“I think I have to monitor my body, always staying in shape, being more professional,” he said. “A lot of times in the summer I would take two months off and then attack it like a boxing training camp where I’d go for eight weeks twice a day, really hard. I obviously have to change that. It’s a young man’s game, and I’m still young in the human sense, but as a basketball player, a thoroughbred, I’m pretty old. So I have to revamp my training strategy.”
VIDEO: Andrew Bynum talks after Wednesday’s practice about his role and his debut
No. 5: Jazz home-game attendance in sharp decline – Given that the Utah Jazz are firmly in rebuilding mode and are tied with the Los Angeles Lakers for the worst record in the Western Conference (22-43), the fact that attendance is down in Salt Lake City isn’t shocking. But according to Aaron Falk of The Salt Lake Tribune, the rabid fan base in Utah has taken attendance for the team’s home games to levels not seen since before 1991:
As he walks out onto the court with his team before each home game, of course Tyrone Corbin sees them.
“You notice,” the Utah Jazz coach says. “You notice the green seats.”
And for Corbin, who spent three seasons in Utah as a player and a decade as a coach, he’s seen more of them this season than ever before. With the Jazz, owners of a 23-42 record, firmly in rebuilding mode, attendance — an average of 17,947 announced fans per game, though there are often far fewer than that actually in the building — has dropped to the lowest the franchise has seen since moving out of the Salt Palace and into the Delta Center in 1991.
It’s a four-percent decline from a season ago, and a nine-percent decline from a peak of 19,908 six seasons ago when the Jazz won the Northwest Division and made it to the Western Conference semifinals.
The drop, however, was not unexpected for a franchise that let four of its five top scorers from last year leave for free agency to make playing time for a younger, developing base.

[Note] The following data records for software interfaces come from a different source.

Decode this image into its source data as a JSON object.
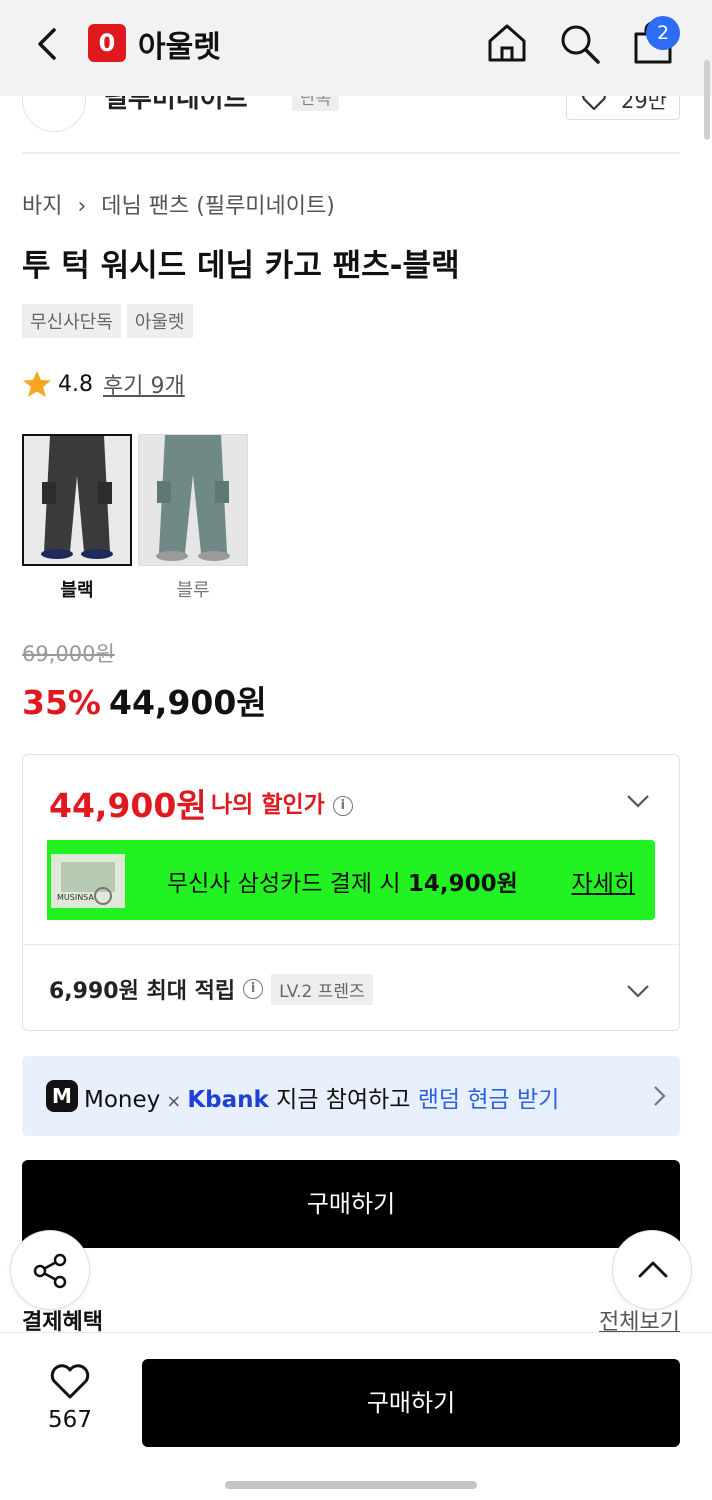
{
  "header": {
    "back_icon": "chevron-left-icon",
    "logo_badge": "0",
    "app_name": "아울렛",
    "cart_count": "2"
  },
  "brand": {
    "name": "필루미네이트",
    "tag": "단독",
    "like_count": "29만"
  },
  "breadcrumb": {
    "category": "바지",
    "subcategory": "데님 팬츠 (필루미네이트)"
  },
  "product": {
    "title": "투 턱 워시드 데님 카고 팬츠-블랙",
    "tags": [
      "무신사단독",
      "아울렛"
    ],
    "rating": "4.8",
    "reviews": "후기 9개",
    "variants": [
      {
        "label": "블랙",
        "selected": true,
        "color": "#3a3a3a"
      },
      {
        "label": "블루",
        "selected": false,
        "color": "#6f8a86"
      }
    ],
    "original_price": "69,000원",
    "discount_pct": "35%",
    "sale_price": "44,900원"
  },
  "benefits": {
    "my_price": "44,900원",
    "my_price_label": "나의 할인가",
    "card_text": "무신사 삼성카드 결제 시",
    "card_price": "14,900원",
    "card_detail": "자세히",
    "card_img_text": "MUSINSA",
    "points_text": "6,990원 최대 적립",
    "level_tag": "LV.2 프렌즈"
  },
  "money_banner": {
    "m_badge": "M",
    "money": "Money",
    "times": "×",
    "kbank": "Kbank",
    "text": "지금 참여하고",
    "link": "랜덤 현금 받기"
  },
  "buy_mid": "구매하기",
  "payment_benefits": {
    "heading": "결제혜택",
    "see_all": "전체보기"
  },
  "bottom_bar": {
    "like_count": "567",
    "buy_label": "구매하기"
  },
  "colors": {
    "accent_red": "#e0191f",
    "card_green": "#22f222",
    "badge_blue": "#2d6cf5",
    "link_blue": "#2a62e6"
  }
}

“We anticipated that we would have a slight decline,” Jazz president Randy Rigby said.
It would be a hit to the bottom line, Rigby added, especially in one of the league’s smallest markets, where ticket sales are a “critical component” of financial viability. Helping ease concerns, Jazz officials believed the team had a fan base that was “supportive of the plan and strategy.”
With just nine home games remaining in the season, franchise leaders have been happy with the numbers they’ve drawn. After drawing the ninth-most fans in the NBA on average last season, the Jazz have dropped to 14th-most and are still above the league average of 17,297. Among teams with losing records this season, only the New York Knicks, the Los Angeles Lakers and the Boston Celtics are drawing more fans.

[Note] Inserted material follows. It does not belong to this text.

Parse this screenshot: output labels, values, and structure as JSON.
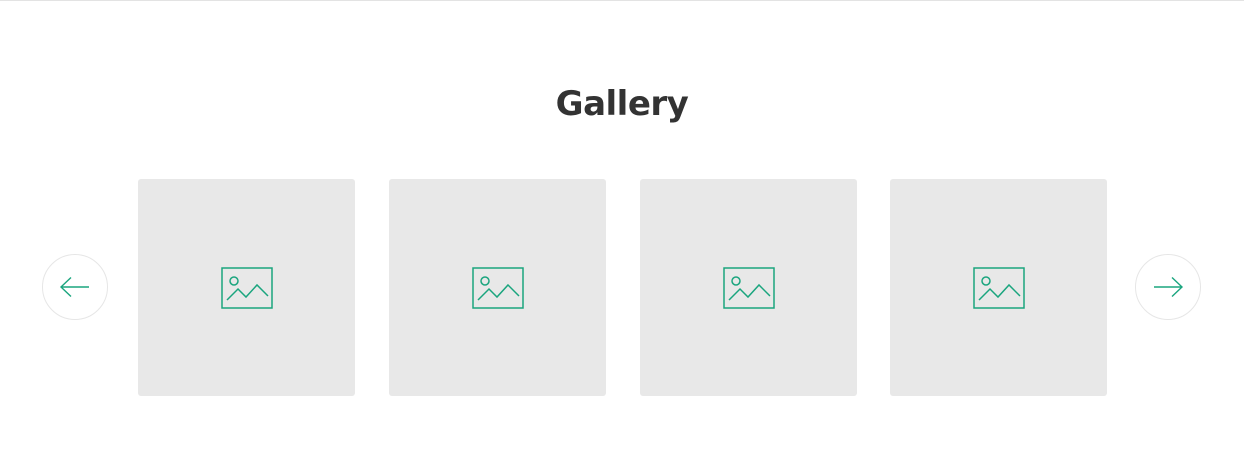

Commitment to the rebuild took faith and market research. Rigby said Jazz officials also heard the message from fans last season that they would endure rebuilding, taking “short-term pain for a long-term reward.”
“They’ve been very supportive of the plan and the strategy,” he said.
And as the season draws to a close, Rigby is still preaching “patience in a very impatient business.”
“We all want to have a winner sooner than later,” he said. “But we’re not going to skip steps. We’re going to do it right, so we can have something that will be sustainable for a long period of time.”
SOME RANDOM HEADLINES: In a Q&A on the team’s website, Kings GM Pete D’Alessandro said he hopes Rudy Gay sticks with the team long term … It doesn’t seem likely that Al Horford will be be back anytime this season … Jazz veteran forward Marvin Williams is having an MRI on his back today … Wizards guard John Wall says the reason Kemba Walker gets calls is because he screams a lot … The Blazers got some bad news: both LaMarcus Aldridge and Mo Williams will be out for a little while … Milwaukee’s guard rotation of Nate Wolters, Brandon Knight and Ramon Sessions have been playing well lately …
ICYMI of the Night: The Bulls’ Taj Gibson made up for his dunk fail the other night with this monster slam on Omer Asik last night …
VIDEO: Taj Gibson powers one down against the Rockets